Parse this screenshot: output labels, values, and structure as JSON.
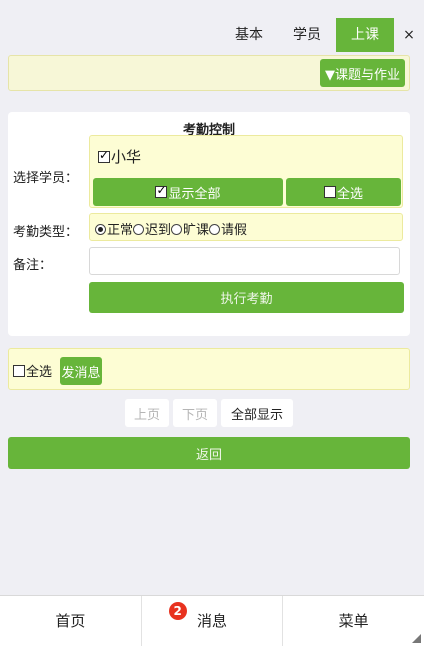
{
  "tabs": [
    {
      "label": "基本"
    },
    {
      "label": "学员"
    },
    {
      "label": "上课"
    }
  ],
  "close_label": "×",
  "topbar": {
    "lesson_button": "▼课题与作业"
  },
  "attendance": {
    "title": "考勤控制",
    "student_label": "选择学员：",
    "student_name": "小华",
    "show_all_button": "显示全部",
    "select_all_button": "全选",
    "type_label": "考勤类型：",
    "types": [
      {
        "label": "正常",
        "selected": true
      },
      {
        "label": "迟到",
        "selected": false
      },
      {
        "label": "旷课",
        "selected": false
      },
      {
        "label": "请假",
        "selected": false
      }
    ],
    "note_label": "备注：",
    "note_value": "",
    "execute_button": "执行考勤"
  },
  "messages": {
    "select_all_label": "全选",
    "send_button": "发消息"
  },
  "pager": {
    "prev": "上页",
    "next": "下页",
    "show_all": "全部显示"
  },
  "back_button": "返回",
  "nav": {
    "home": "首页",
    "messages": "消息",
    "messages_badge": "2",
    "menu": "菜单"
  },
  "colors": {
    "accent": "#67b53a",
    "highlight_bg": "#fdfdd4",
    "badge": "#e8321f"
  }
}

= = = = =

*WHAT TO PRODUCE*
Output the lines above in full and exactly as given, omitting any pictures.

*REPLY*
Parse this screenshot: output labels, values, and structure as JSON.
{
  "tabs": [
    {
      "label": "基本"
    },
    {
      "label": "学员"
    },
    {
      "label": "上课"
    }
  ],
  "close_label": "×",
  "topbar": {
    "lesson_button": "▼课题与作业"
  },
  "attendance": {
    "title": "考勤控制",
    "student_label": "选择学员：",
    "student_name": "小华",
    "show_all_button": "显示全部",
    "select_all_button": "全选",
    "type_label": "考勤类型：",
    "types": [
      {
        "label": "正常",
        "selected": true
      },
      {
        "label": "迟到",
        "selected": false
      },
      {
        "label": "旷课",
        "selected": false
      },
      {
        "label": "请假",
        "selected": false
      }
    ],
    "note_label": "备注：",
    "note_value": "",
    "execute_button": "执行考勤"
  },
  "messages": {
    "select_all_label": "全选",
    "send_button": "发消息"
  },
  "pager": {
    "prev": "上页",
    "next": "下页",
    "show_all": "全部显示"
  },
  "back_button": "返回",
  "nav": {
    "home": "首页",
    "messages": "消息",
    "messages_badge": "2",
    "menu": "菜单"
  },
  "colors": {
    "accent": "#67b53a",
    "highlight_bg": "#fdfdd4",
    "badge": "#e8321f"
  }
}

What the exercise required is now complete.